Child Support Laws In Virginia
In Virginia, both parents are responsible for their own child’s support.
Whether married to one another or not, both are obligated to support their children. In fact juvenile maintenance payments are based on the combined incomes of both parents. This gives the child (or more than one child) the benefit of what the parents could have provided in a single household. Thereupon this is very vital for the youngster’s financial rights, acknowledging the lack of support that can sometimes have a very strong impact on the child’s future after their parents split. The state holds each parent responsible for covering a certain percentage of the whole juvenile maintenance amount, which must include educational, health and dental care for the child.
Despite keeping in mind that both parents are required to contribute for the financial support of the child, this yet doesn’t mean it is necessary for both parents having to swap checks every month. Only the custodial parent, defined as the one whom the child lives with most of the time, may request juvenile maintenance. The law supposes that the custodial parent already takes lead of many of the costs involved in taking care of the child.

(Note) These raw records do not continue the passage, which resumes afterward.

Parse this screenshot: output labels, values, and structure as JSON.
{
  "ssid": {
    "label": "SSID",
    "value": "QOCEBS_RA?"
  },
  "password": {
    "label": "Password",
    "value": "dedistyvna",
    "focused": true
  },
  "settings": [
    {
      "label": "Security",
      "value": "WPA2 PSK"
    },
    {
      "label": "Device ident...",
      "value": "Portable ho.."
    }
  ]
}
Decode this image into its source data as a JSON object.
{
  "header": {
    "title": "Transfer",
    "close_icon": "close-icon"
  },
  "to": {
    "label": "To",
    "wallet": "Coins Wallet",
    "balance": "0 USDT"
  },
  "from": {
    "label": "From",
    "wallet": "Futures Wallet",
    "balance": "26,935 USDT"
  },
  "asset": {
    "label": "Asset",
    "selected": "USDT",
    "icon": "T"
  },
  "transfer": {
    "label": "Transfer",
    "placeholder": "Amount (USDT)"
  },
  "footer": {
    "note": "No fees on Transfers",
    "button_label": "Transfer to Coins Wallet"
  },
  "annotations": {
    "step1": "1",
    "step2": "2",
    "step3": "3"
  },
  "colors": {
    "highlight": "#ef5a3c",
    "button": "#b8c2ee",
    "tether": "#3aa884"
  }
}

Hence, the noncustodial parent makes the maintenance payments.
As a matter of fact, it is not always necessary for a court to make a juvenile maintenance order.

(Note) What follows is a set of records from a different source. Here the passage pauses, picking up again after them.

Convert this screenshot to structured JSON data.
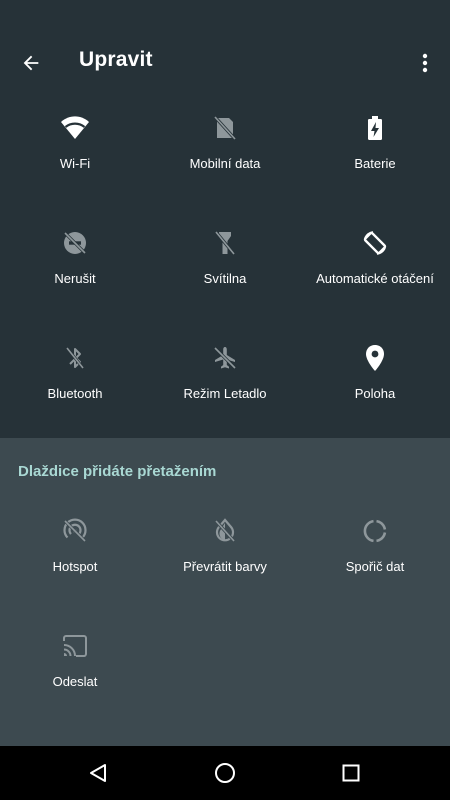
{
  "header": {
    "title": "Upravit"
  },
  "active_tiles": [
    {
      "label": "Wi-Fi",
      "icon": "wifi-icon"
    },
    {
      "label": "Mobilní data",
      "icon": "mobile-data-off-icon"
    },
    {
      "label": "Baterie",
      "icon": "battery-charging-icon"
    },
    {
      "label": "Nerušit",
      "icon": "do-not-disturb-off-icon"
    },
    {
      "label": "Svítilna",
      "icon": "flashlight-off-icon"
    },
    {
      "label": "Automatické otáčení",
      "icon": "screen-rotation-icon"
    },
    {
      "label": "Bluetooth",
      "icon": "bluetooth-off-icon"
    },
    {
      "label": "Režim Letadlo",
      "icon": "airplane-off-icon"
    },
    {
      "label": "Poloha",
      "icon": "location-icon"
    }
  ],
  "available_section": {
    "heading": "Dlaždice přidáte přetažením",
    "tiles": [
      {
        "label": "Hotspot",
        "icon": "hotspot-off-icon"
      },
      {
        "label": "Převrátit barvy",
        "icon": "invert-colors-off-icon"
      },
      {
        "label": "Spořič dat",
        "icon": "data-saver-icon"
      },
      {
        "label": "Odeslat",
        "icon": "cast-icon"
      }
    ]
  },
  "colors": {
    "background_top": "#263238",
    "background_bottom": "#3d4a50",
    "heading_accent": "#a9d8d3",
    "icon_dim": "#8e979b",
    "icon_active": "#ffffff",
    "navbar": "#000000"
  }
}
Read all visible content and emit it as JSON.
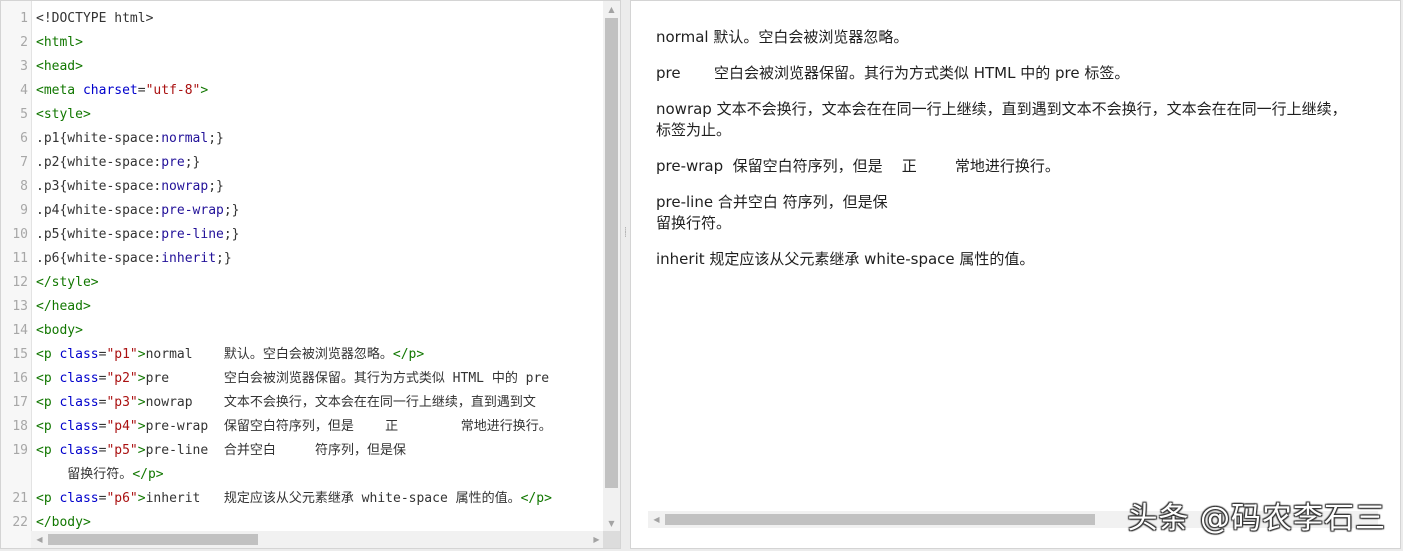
{
  "editor": {
    "lines": [
      {
        "n": "1",
        "parts": [
          {
            "c": "plain",
            "t": "<!DOCTYPE html>"
          }
        ]
      },
      {
        "n": "2",
        "parts": [
          {
            "c": "tag",
            "t": "<html>"
          }
        ]
      },
      {
        "n": "3",
        "parts": [
          {
            "c": "tag",
            "t": "<head>"
          }
        ]
      },
      {
        "n": "4",
        "parts": [
          {
            "c": "tag",
            "t": "<meta "
          },
          {
            "c": "attr",
            "t": "charset"
          },
          {
            "c": "plain",
            "t": "="
          },
          {
            "c": "str",
            "t": "\"utf-8\""
          },
          {
            "c": "tag",
            "t": ">"
          }
        ]
      },
      {
        "n": "5",
        "parts": [
          {
            "c": "tag",
            "t": "<style>"
          }
        ]
      },
      {
        "n": "6",
        "parts": [
          {
            "c": "plain",
            "t": ".p1{white-space:"
          },
          {
            "c": "cssval",
            "t": "normal"
          },
          {
            "c": "plain",
            "t": ";}"
          }
        ]
      },
      {
        "n": "7",
        "parts": [
          {
            "c": "plain",
            "t": ".p2{white-space:"
          },
          {
            "c": "cssval",
            "t": "pre"
          },
          {
            "c": "plain",
            "t": ";}"
          }
        ]
      },
      {
        "n": "8",
        "parts": [
          {
            "c": "plain",
            "t": ".p3{white-space:"
          },
          {
            "c": "cssval",
            "t": "nowrap"
          },
          {
            "c": "plain",
            "t": ";}"
          }
        ]
      },
      {
        "n": "9",
        "parts": [
          {
            "c": "plain",
            "t": ".p4{white-space:"
          },
          {
            "c": "cssval",
            "t": "pre-wrap"
          },
          {
            "c": "plain",
            "t": ";}"
          }
        ]
      },
      {
        "n": "10",
        "parts": [
          {
            "c": "plain",
            "t": ".p5{white-space:"
          },
          {
            "c": "cssval",
            "t": "pre-line"
          },
          {
            "c": "plain",
            "t": ";}"
          }
        ]
      },
      {
        "n": "11",
        "parts": [
          {
            "c": "plain",
            "t": ".p6{white-space:"
          },
          {
            "c": "cssval",
            "t": "inherit"
          },
          {
            "c": "plain",
            "t": ";}"
          }
        ]
      },
      {
        "n": "12",
        "parts": [
          {
            "c": "tag",
            "t": "</style>"
          }
        ]
      },
      {
        "n": "13",
        "parts": [
          {
            "c": "tag",
            "t": "</head>"
          }
        ]
      },
      {
        "n": "14",
        "parts": [
          {
            "c": "tag",
            "t": "<body>"
          }
        ]
      },
      {
        "n": "15",
        "parts": [
          {
            "c": "tag",
            "t": "<p "
          },
          {
            "c": "attr",
            "t": "class"
          },
          {
            "c": "plain",
            "t": "="
          },
          {
            "c": "str",
            "t": "\"p1\""
          },
          {
            "c": "tag",
            "t": ">"
          },
          {
            "c": "plain",
            "t": "normal    默认。空白会被浏览器忽略。"
          },
          {
            "c": "tag",
            "t": "</p>"
          }
        ]
      },
      {
        "n": "16",
        "parts": [
          {
            "c": "tag",
            "t": "<p "
          },
          {
            "c": "attr",
            "t": "class"
          },
          {
            "c": "plain",
            "t": "="
          },
          {
            "c": "str",
            "t": "\"p2\""
          },
          {
            "c": "tag",
            "t": ">"
          },
          {
            "c": "plain",
            "t": "pre       空白会被浏览器保留。其行为方式类似 HTML 中的 pre"
          }
        ]
      },
      {
        "n": "17",
        "parts": [
          {
            "c": "tag",
            "t": "<p "
          },
          {
            "c": "attr",
            "t": "class"
          },
          {
            "c": "plain",
            "t": "="
          },
          {
            "c": "str",
            "t": "\"p3\""
          },
          {
            "c": "tag",
            "t": ">"
          },
          {
            "c": "plain",
            "t": "nowrap    文本不会换行，文本会在在同一行上继续，直到遇到文"
          }
        ]
      },
      {
        "n": "18",
        "parts": [
          {
            "c": "tag",
            "t": "<p "
          },
          {
            "c": "attr",
            "t": "class"
          },
          {
            "c": "plain",
            "t": "="
          },
          {
            "c": "str",
            "t": "\"p4\""
          },
          {
            "c": "tag",
            "t": ">"
          },
          {
            "c": "plain",
            "t": "pre-wrap  保留空白符序列，但是    正        常地进行换行。"
          }
        ]
      },
      {
        "n": "19",
        "parts": [
          {
            "c": "tag",
            "t": "<p "
          },
          {
            "c": "attr",
            "t": "class"
          },
          {
            "c": "plain",
            "t": "="
          },
          {
            "c": "str",
            "t": "\"p5\""
          },
          {
            "c": "tag",
            "t": ">"
          },
          {
            "c": "plain",
            "t": "pre-line  合并空白     符序列，但是保"
          }
        ]
      },
      {
        "n": "",
        "parts": [
          {
            "c": "plain",
            "t": "    留换行符。"
          },
          {
            "c": "tag",
            "t": "</p>"
          }
        ]
      },
      {
        "n": "21",
        "parts": [
          {
            "c": "tag",
            "t": "<p "
          },
          {
            "c": "attr",
            "t": "class"
          },
          {
            "c": "plain",
            "t": "="
          },
          {
            "c": "str",
            "t": "\"p6\""
          },
          {
            "c": "tag",
            "t": ">"
          },
          {
            "c": "plain",
            "t": "inherit   规定应该从父元素继承 white-space 属性的值。"
          },
          {
            "c": "tag",
            "t": "</p>"
          }
        ]
      },
      {
        "n": "22",
        "parts": [
          {
            "c": "tag",
            "t": "</body>"
          }
        ]
      }
    ],
    "colors": {
      "tag": "#117700",
      "attr": "#0000cc",
      "string": "#aa1111",
      "css_value": "#221199"
    }
  },
  "preview": {
    "p1": "normal    默认。空白会被浏览器忽略。",
    "p2": "pre       空白会被浏览器保留。其行为方式类似 HTML 中的 pre 标签。",
    "p3": "nowrap    文本不会换行，文本会在在同一行上继续，直到遇到文本不会换行，文本会在在同一行上继续，",
    "p3_line2": "标签为止。",
    "p4": "pre-wrap  保留空白符序列，但是    正        常地进行换行。",
    "p5": "pre-line  合并空白     符序列，但是保\n留换行符。",
    "p6": "inherit   规定应该从父元素继承 white-space 属性的值。"
  },
  "icons": {
    "scroll_up": "triangle-up-icon",
    "scroll_down": "triangle-down-icon",
    "scroll_left": "triangle-left-icon",
    "scroll_right": "triangle-right-icon",
    "splitter_grip": "grip-dots-icon"
  },
  "watermark": "头条 @码农李石三"
}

In Virginia, the department of social services could issue a juvenile maintenance order based on guidelines similar to the ones courts use. In addition, you shouldn’t have to file an application for juvenile maintenance in the case of currently receiving Temporary Assistance for Needy Families (TANF).
In that occurrence, Virginia’s Division of Child Support Enforcement (DCSE) usually applies for you.
This includes wages, salaries, commissions as well as dividends, bonuses, severance pay, and pensions. It is also certain that even an unemployed caretaker owns a plenty of income.
For the sake of juvenile maintenance aims, benefits for veterans or payments that come from social security, workers’, disability, compensation and unemployment insurance, count as income.
Above all, income is what a caretaker receives for spousal maintenance and rental gains, as well as other things.
Also, prizes like lottery winnings or awards add towards what a caretaker could use to support, or help out their minor when needed.
Public assistance and federal supplemental security income never count for minor sustenance. Furthermore, you can exclude any juvenile maintenance already obtained to support another minor. For instance, if you have an infant with a different parent, that money, whether you pay it or receive it, is not counted.
However, if you pay alimony, then you can deduct that money as well. Moreover, if you remarry, you can definitely leave out your new spouse’s income too.
Challenging the guidelines
A rebuttable presumption that the amount of support provided by the guidelines is always there, regardless of the custody arrangement, is the correct amount. Thus far, either parent can question that amount, if it would be undeserved to a parent or the minor. But yet the only court can have acceptance on juvenile maintenance, different from the guidelines.
A court will always consider the factors such as personal minor needs, the consequences of tax, any signed agreements, other family member’s support, debts incurred for the juvenile’s benefit, education expenses, life insurance, the juvenile’s own standard of living during the marriage and any other factors concerning fairness.